(GIVEN RECORDS)

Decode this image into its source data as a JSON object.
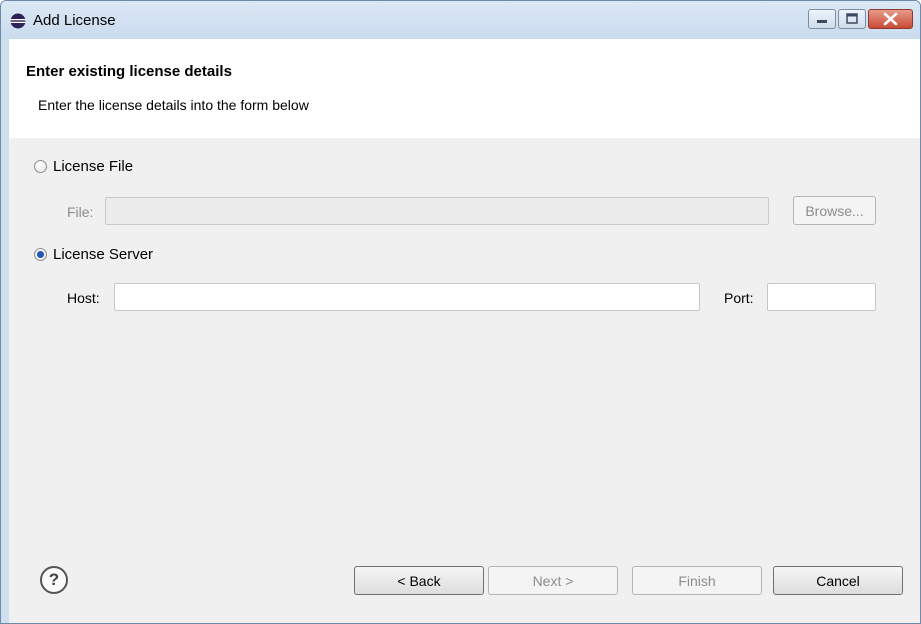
{
  "window": {
    "title": "Add License",
    "icon": "eclipse-app-icon"
  },
  "header": {
    "title": "Enter existing license details",
    "description": "Enter the license details into the form below"
  },
  "license_file": {
    "radio_label": "License File",
    "selected": false,
    "file_label": "File:",
    "file_value": "",
    "browse_label": "Browse..."
  },
  "license_server": {
    "radio_label": "License Server",
    "selected": true,
    "host_label": "Host:",
    "host_value": "",
    "port_label": "Port:",
    "port_value": ""
  },
  "footer": {
    "help_icon": "question-mark-icon",
    "help_glyph": "?",
    "back_label": "< Back",
    "next_label": "Next >",
    "finish_label": "Finish",
    "cancel_label": "Cancel"
  }
}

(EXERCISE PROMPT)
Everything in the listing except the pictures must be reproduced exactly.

(RESPONSE)
Decode this image into its source data as a JSON object.
{
  "window": {
    "title": "Add License",
    "icon": "eclipse-app-icon"
  },
  "header": {
    "title": "Enter existing license details",
    "description": "Enter the license details into the form below"
  },
  "license_file": {
    "radio_label": "License File",
    "selected": false,
    "file_label": "File:",
    "file_value": "",
    "browse_label": "Browse..."
  },
  "license_server": {
    "radio_label": "License Server",
    "selected": true,
    "host_label": "Host:",
    "host_value": "",
    "port_label": "Port:",
    "port_value": ""
  },
  "footer": {
    "help_icon": "question-mark-icon",
    "help_glyph": "?",
    "back_label": "< Back",
    "next_label": "Next >",
    "finish_label": "Finish",
    "cancel_label": "Cancel"
  }
}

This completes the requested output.